Ali played a pivotal role in the early years of Islam when Muslims were severely persecuted in Mecca. After immigration (hijra) to Medina in 622, Muhammad gave his daughter Fatima to Ali in marriage and swore a pact of brotherhood with him. Ali served as Muhammad's secretary and deputy in this period, and was the flag bearer of his army. Numerous sayings of Muhammad praise Ali, the most controversial of which was uttered in 632 at the Ghadir Khumm, "Whoever I am his mawla, this Ali is his mawla." The interpretation of the polysemous Arabic word mawla is disputed: For Shia Muslims, Muhammad thus invested Ali with his religious and political authority, while Sunni Muslims view this as a mere statement of friendship and rapport. When Muhammad died in the same year, a group of Muslims met in the absence of Ali and appointed Abu Bakr (r. 632–634) as their leader. Ali later relinquished his claims to leadership and resigned from public life during the reigns of Abu Bakr and his successor, Umar (r. 634–644). Even though his advice was occasionally sought, the conflicts between Ali and the first two caliphs are epitomized by his refusal to follow their practices. This refusal cost Ali the caliphate to the benefit of Uthman (r. 644–656), who was thus appointed to succeed Umar by the electoral council. Ali was also highly critical of Uthman, who was widely accused of nepotism and corruption. Yet Ali also repeatedly mediated between the caliph and the provincial dissidents angered by his policies.
Following Uthman's assassination in June 656, Ali was elected caliph in Medina.
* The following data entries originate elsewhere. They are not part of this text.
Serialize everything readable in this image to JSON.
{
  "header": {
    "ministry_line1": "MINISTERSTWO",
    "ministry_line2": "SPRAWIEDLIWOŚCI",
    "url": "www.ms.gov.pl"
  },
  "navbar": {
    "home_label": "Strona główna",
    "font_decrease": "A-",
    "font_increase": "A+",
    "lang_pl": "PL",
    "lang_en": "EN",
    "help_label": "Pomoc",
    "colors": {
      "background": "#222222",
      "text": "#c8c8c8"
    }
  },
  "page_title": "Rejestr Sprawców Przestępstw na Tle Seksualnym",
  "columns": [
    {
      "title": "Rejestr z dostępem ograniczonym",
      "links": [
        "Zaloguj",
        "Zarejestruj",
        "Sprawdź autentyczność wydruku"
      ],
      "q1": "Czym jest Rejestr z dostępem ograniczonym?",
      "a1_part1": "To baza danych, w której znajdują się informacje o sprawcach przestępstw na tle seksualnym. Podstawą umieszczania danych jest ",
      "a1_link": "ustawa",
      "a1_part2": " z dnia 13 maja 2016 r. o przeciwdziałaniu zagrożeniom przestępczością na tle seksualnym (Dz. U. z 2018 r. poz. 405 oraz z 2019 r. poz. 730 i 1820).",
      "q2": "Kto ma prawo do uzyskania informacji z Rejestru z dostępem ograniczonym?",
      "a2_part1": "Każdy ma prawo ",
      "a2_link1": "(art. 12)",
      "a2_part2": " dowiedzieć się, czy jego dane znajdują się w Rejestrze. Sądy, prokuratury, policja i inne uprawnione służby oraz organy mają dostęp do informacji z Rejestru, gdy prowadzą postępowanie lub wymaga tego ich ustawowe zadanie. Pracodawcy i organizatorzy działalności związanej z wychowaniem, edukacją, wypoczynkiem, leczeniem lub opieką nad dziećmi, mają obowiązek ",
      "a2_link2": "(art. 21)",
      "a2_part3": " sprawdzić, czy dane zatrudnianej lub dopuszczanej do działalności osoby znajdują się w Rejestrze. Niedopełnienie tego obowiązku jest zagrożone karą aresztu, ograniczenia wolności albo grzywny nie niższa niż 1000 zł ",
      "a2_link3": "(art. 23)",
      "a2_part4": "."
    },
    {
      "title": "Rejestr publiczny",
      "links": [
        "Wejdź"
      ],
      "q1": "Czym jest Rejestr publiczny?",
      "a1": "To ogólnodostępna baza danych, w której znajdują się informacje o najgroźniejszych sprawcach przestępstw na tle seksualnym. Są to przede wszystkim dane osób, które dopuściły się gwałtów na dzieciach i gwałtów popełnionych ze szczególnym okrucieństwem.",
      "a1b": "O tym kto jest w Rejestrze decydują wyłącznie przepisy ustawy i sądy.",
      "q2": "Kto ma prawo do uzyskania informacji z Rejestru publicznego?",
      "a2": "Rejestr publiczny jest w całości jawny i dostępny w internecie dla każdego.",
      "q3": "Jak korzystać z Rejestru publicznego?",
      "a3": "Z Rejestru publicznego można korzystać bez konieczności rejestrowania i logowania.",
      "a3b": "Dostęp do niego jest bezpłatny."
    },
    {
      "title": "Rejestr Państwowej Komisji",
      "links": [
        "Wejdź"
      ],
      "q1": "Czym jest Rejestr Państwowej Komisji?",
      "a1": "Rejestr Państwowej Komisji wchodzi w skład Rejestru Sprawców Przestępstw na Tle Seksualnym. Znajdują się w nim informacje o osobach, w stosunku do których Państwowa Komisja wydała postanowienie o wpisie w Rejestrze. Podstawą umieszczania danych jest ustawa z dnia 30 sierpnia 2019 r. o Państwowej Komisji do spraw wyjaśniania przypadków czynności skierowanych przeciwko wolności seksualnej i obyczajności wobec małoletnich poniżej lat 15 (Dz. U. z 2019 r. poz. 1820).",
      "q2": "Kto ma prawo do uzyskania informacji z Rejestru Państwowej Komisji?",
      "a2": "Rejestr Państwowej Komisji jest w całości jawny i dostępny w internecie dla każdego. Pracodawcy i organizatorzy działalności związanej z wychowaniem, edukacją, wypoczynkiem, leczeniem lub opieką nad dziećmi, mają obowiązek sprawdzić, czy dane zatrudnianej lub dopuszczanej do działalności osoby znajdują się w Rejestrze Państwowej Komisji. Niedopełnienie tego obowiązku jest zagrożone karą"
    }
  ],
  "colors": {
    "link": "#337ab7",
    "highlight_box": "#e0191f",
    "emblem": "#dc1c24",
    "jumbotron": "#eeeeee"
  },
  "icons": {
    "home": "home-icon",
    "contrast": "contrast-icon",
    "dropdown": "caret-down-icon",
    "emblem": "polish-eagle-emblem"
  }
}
He immediately faced two separate rebellions, both ostensibly to avenge Uthman: The triumvirate of Talha, Zubayr, both companions of Muhammad, and his widow Aisha captured Basra in Iraq but were defeated by Ali in the Battle of the Camel in 656. Elsewhere, Mu'awiya, whom Ali had just removed from the governorship of Syria, fought against Ali the inconclusive Battle of Siffin in 657, which ended in a failed arbitration process that alienated some of Ali's supporters. These formed the Kharijites, who later terrorized the public and were crushed by Ali in the Battle of Nahrawan in 658. Ali was assassinated in 661 by the Kharijite dissident Ibn Muljam, which paved the way for Mu'awiya to seize power and found the dynastic Umayyad Caliphate.
Ali is revered for his courage, honesty, unbending devotion to Islam, magnanimity, and equal treatment of all Muslims. For his admirers, he has thus become the archetype of uncorrupted Islam and pre-Islamic chivalry. Sunni Muslims regard him as the last of the rashidun (lit. 'rightly-guided') caliphs, while Shia Muslims venerate him as their first imam, that is, the rightful religious and political successor to Muhammad. Ali's place is said to be second only to Muhammad in Shia Muslim culture. The shrine of Ali in Najaf, Iraq, is a major destination for Shia pilgrimage. The legacy of Ali is collected and studied in numerous books, the most famous of which is Nahj al-balagha.